On the flip side, though, the California Supreme Court last year ruled that dancers were considered strip club employees, ending years of being classified as contractors, Los Angeles Magazine reported.
Dancers have won some big awards, too. Late last year, dancers at Spearmint Rhino and other clubs were awarded almost $20 million in a California federal case. In 2017, some 28,000 dancers obtained a $6.5 million settlement against Déja Vu Services in Detroit federal court.
Wallace, though, said he believes the tide is turning in favor of the clubs because they’ve changed their “mode and method of operation.”
Many clubs now require dancers to agree to go to arbitration to settle disputes and waive any collective- or class action.
In the Rick’s Cabaret lawsuit, Greenberg’s client filed an action with the American Arbitration Association pursuant to the arbitration agreement the parties signed. The suit alleges that Rick’s did not participate in the action, resulting in the case landing in San Antonio federal court. Wallace could not comment on behalf of Rick’s.
Perfect 10 Gentlemen’s Club filed a counterclaim against the women who sued it, alleging neither worked for the club.
“This is not uncommon because these clubs do a horrible job of keeping records,” said David Hodges, a Houston lawyer whose firm filed the lawsuit against Perfect 10. His firm also represents Sarah Padilla in her suit against Sugar’s. “Their position is they are not employees so (they) don’t (keep) the typical employment file” like most businesses.
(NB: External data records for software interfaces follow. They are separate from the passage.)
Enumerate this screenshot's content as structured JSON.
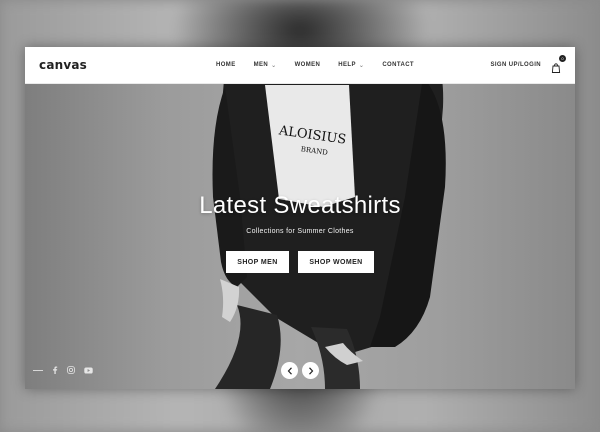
{
  "brand": {
    "logo": "canvas"
  },
  "nav": {
    "items": [
      {
        "label": "HOME",
        "dropdown": false
      },
      {
        "label": "MEN",
        "dropdown": true
      },
      {
        "label": "WOMEN",
        "dropdown": false
      },
      {
        "label": "HELP",
        "dropdown": true
      },
      {
        "label": "CONTACT",
        "dropdown": false
      }
    ],
    "signup_label": "SIGN UP/LOGIN",
    "cart_count": "0"
  },
  "hero": {
    "title": "Latest Sweatshirts",
    "subtitle": "Collections for Summer Clothes",
    "buttons": {
      "men": "SHOP MEN",
      "women": "SHOP WOMEN"
    },
    "shirt_print": {
      "line1": "ALOISIUS",
      "line2": "BRAND"
    }
  },
  "social": {
    "icons": [
      "facebook-icon",
      "instagram-icon",
      "youtube-icon"
    ]
  },
  "colors": {
    "nav_bg": "#ffffff",
    "button_bg": "#ffffff",
    "text_dark": "#222222"
  }
}
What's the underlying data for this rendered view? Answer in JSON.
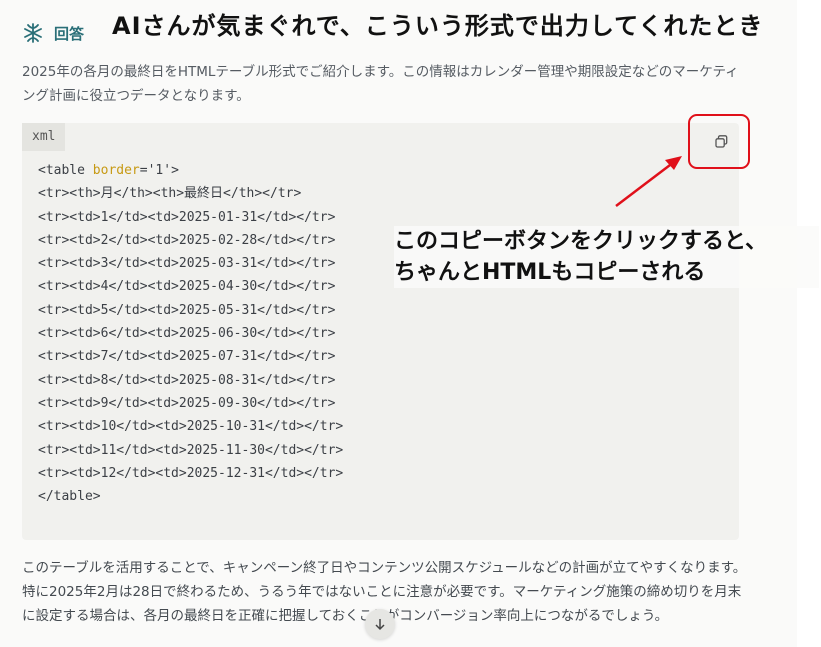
{
  "header": {
    "title": "回答",
    "logo_icon": "assistant-logo-icon"
  },
  "overlay": {
    "title": "AIさんが気まぐれで、こういう形式で出力してくれたとき",
    "annotation_line1": "このコピーボタンをクリックすると、",
    "annotation_line2": "ちゃんとHTMLもコピーされる",
    "highlight_color": "#e0101a"
  },
  "intro": "2025年の各月の最終日をHTMLテーブル形式でご紹介します。この情報はカレンダー管理や期限設定などのマーケティング計画に役立つデータとなります。",
  "code_block": {
    "language": "xml",
    "copy_icon": "copy-icon",
    "first_line_prefix": "<table ",
    "first_line_attr": "border",
    "first_line_suffix": "='1'>",
    "lines": [
      "<tr><th>月</th><th>最終日</th></tr>",
      "<tr><td>1</td><td>2025-01-31</td></tr>",
      "<tr><td>2</td><td>2025-02-28</td></tr>",
      "<tr><td>3</td><td>2025-03-31</td></tr>",
      "<tr><td>4</td><td>2025-04-30</td></tr>",
      "<tr><td>5</td><td>2025-05-31</td></tr>",
      "<tr><td>6</td><td>2025-06-30</td></tr>",
      "<tr><td>7</td><td>2025-07-31</td></tr>",
      "<tr><td>8</td><td>2025-08-31</td></tr>",
      "<tr><td>9</td><td>2025-09-30</td></tr>",
      "<tr><td>10</td><td>2025-10-31</td></tr>",
      "<tr><td>11</td><td>2025-11-30</td></tr>",
      "<tr><td>12</td><td>2025-12-31</td></tr>",
      "</table>"
    ]
  },
  "outro": "このテーブルを活用することで、キャンペーン終了日やコンテンツ公開スケジュールなどの計画が立てやすくなります。特に2025年2月は28日で終わるため、うるう年ではないことに注意が必要です。マーケティング施策の締め切りを月末に設定する場合は、各月の最終日を正確に把握しておくことがコンバージョン率向上につながるでしょう。",
  "scroll_icon": "arrow-down-icon"
}
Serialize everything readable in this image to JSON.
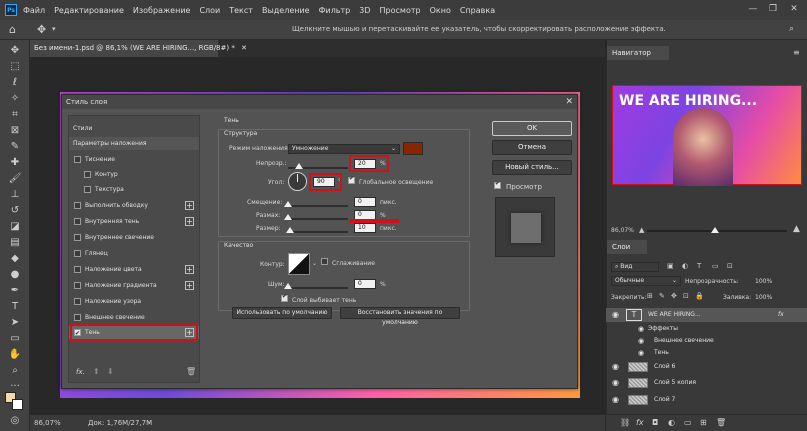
{
  "menu": {
    "logo": "Ps",
    "items": [
      "Файл",
      "Редактирование",
      "Изображение",
      "Слои",
      "Текст",
      "Выделение",
      "Фильтр",
      "3D",
      "Просмотр",
      "Окно",
      "Справка"
    ]
  },
  "options_bar": {
    "hint": "Щелкните мышью и перетаскивайте ее указатель, чтобы скорректировать расположение эффекта."
  },
  "document": {
    "tab_title": "Без имени-1.psd @ 86,1% (WE ARE HIRING..., RGB/8#) *",
    "zoom": "86,07%",
    "doc_info": "Док: 1,76M/27,7M"
  },
  "dialog": {
    "title": "Стиль слоя",
    "styles": [
      {
        "label": "Стили",
        "checkbox": false,
        "plus": false
      },
      {
        "label": "Параметры наложения",
        "checkbox": false,
        "plus": false
      },
      {
        "label": "Тиснение",
        "checkbox": true,
        "checked": false,
        "plus": false
      },
      {
        "label": "Контур",
        "checkbox": true,
        "checked": false,
        "plus": false,
        "indent": true
      },
      {
        "label": "Текстура",
        "checkbox": true,
        "checked": false,
        "plus": false,
        "indent": true
      },
      {
        "label": "Выполнить обводку",
        "checkbox": true,
        "checked": false,
        "plus": true
      },
      {
        "label": "Внутренняя тень",
        "checkbox": true,
        "checked": false,
        "plus": true
      },
      {
        "label": "Внутреннее свечение",
        "checkbox": true,
        "checked": false,
        "plus": false
      },
      {
        "label": "Глянец",
        "checkbox": true,
        "checked": false,
        "plus": false
      },
      {
        "label": "Наложение цвета",
        "checkbox": true,
        "checked": false,
        "plus": true
      },
      {
        "label": "Наложение градиента",
        "checkbox": true,
        "checked": false,
        "plus": true
      },
      {
        "label": "Наложение узора",
        "checkbox": true,
        "checked": false,
        "plus": false
      },
      {
        "label": "Внешнее свечение",
        "checkbox": true,
        "checked": false,
        "plus": false
      },
      {
        "label": "Тень",
        "checkbox": true,
        "checked": true,
        "plus": true,
        "active": true
      }
    ],
    "list_footer_fx": "fx.",
    "shadow": {
      "section": "Тень",
      "structure": "Структура",
      "blend_mode_label": "Режим наложения:",
      "blend_mode_value": "Умножение",
      "shadow_color": "#8b2500",
      "opacity_label": "Непрозр.:",
      "opacity_value": "20",
      "opacity_unit": "%",
      "angle_label": "Угол:",
      "angle_value": "90",
      "angle_unit": "°",
      "global_light_label": "Глобальное освещение",
      "distance_label": "Смещение:",
      "distance_value": "0",
      "distance_unit": "пикс.",
      "spread_label": "Размах:",
      "spread_value": "0",
      "spread_unit": "%",
      "size_label": "Размер:",
      "size_value": "10",
      "size_unit": "пикс.",
      "quality": "Качество",
      "contour_label": "Контур:",
      "antialias_label": "Сглаживание",
      "noise_label": "Шум:",
      "noise_value": "0",
      "noise_unit": "%",
      "knockout_label": "Слой выбивает тень",
      "make_default": "Использовать по умолчанию",
      "reset_default": "Восстановить значения по умолчанию"
    },
    "buttons": {
      "ok": "OK",
      "cancel": "Отмена",
      "new_style": "Новый стиль...",
      "preview": "Просмотр"
    }
  },
  "navigator": {
    "tab": "Навигатор",
    "image_text": "WE ARE HIRING...",
    "zoom": "86,07%"
  },
  "layers": {
    "tab": "Слои",
    "kind_filter": "Вид",
    "blend": "Обычные",
    "opacity_label": "Непрозрачность:",
    "opacity_value": "100%",
    "lock_label": "Закрепить:",
    "fill_label": "Заливка:",
    "fill_value": "100%",
    "items": [
      {
        "name": "WE ARE HIRING...",
        "type": "text",
        "fx": "fx"
      },
      {
        "name": "Эффекты",
        "type": "sub"
      },
      {
        "name": "Внешнее свечение",
        "type": "sub"
      },
      {
        "name": "Тень",
        "type": "sub"
      },
      {
        "name": "Слой 6",
        "type": "layer"
      },
      {
        "name": "Слой 5 копия",
        "type": "layer"
      },
      {
        "name": "Слой 7",
        "type": "layer"
      }
    ]
  }
}
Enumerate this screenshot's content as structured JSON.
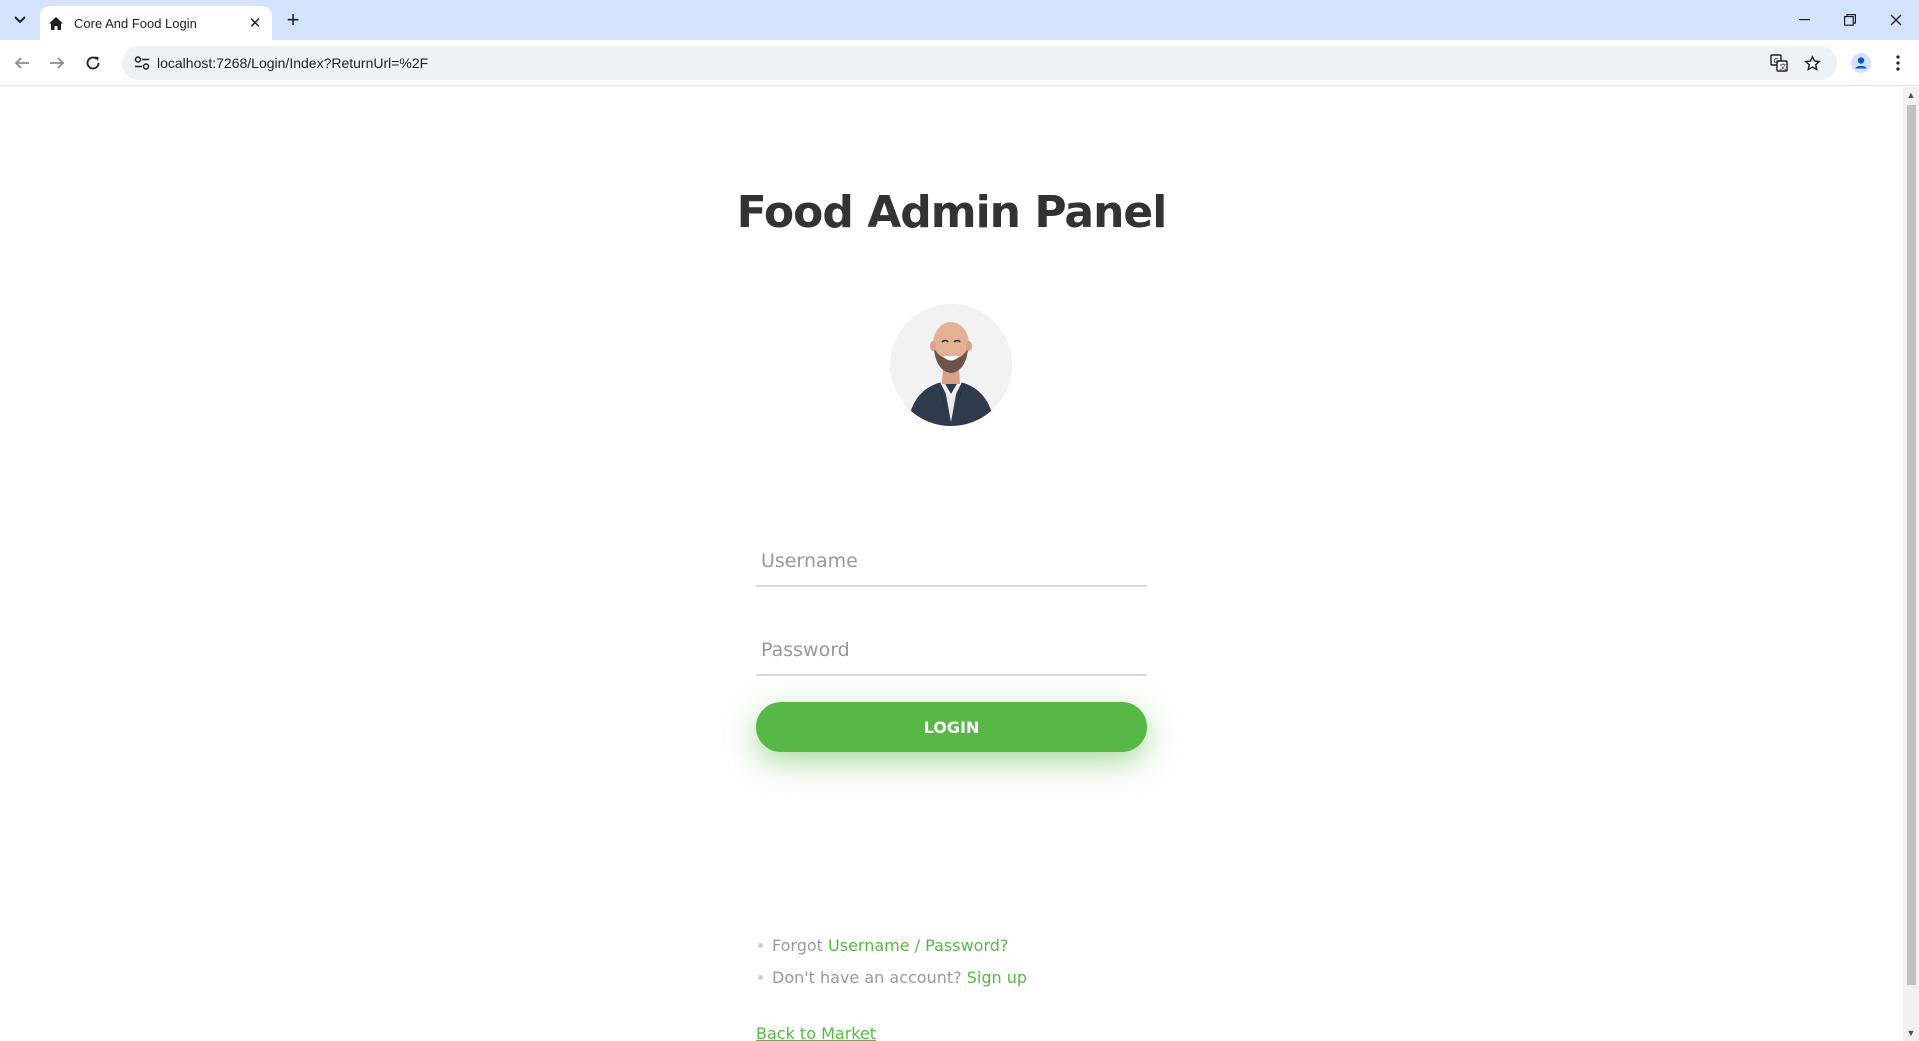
{
  "browser": {
    "tab_title": "Core And Food Login",
    "url": "localhost:7268/Login/Index?ReturnUrl=%2F",
    "tab_icon": "home-icon"
  },
  "page": {
    "title": "Food Admin Panel",
    "username_placeholder": "Username",
    "password_placeholder": "Password",
    "login_label": "LOGIN",
    "forgot_prefix": "Forgot",
    "forgot_link": "Username / Password?",
    "signup_prefix": "Don't have an account?",
    "signup_link": "Sign up",
    "back_link": "Back to Market"
  },
  "colors": {
    "accent": "#57b846",
    "title": "#333333",
    "tabbar": "#d3e3fd"
  }
}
Perfect 10 and Sugar’s have the same principals. They and their lawyer did not respond to requests for comment.
Patrick Danner is a San Antonio-based staff writer covering banking and civil courts. Read him on our free site, mySA.com, and on our subscriber site, ExpressNews.com. | [email protected] | Twitter: @AlamoPD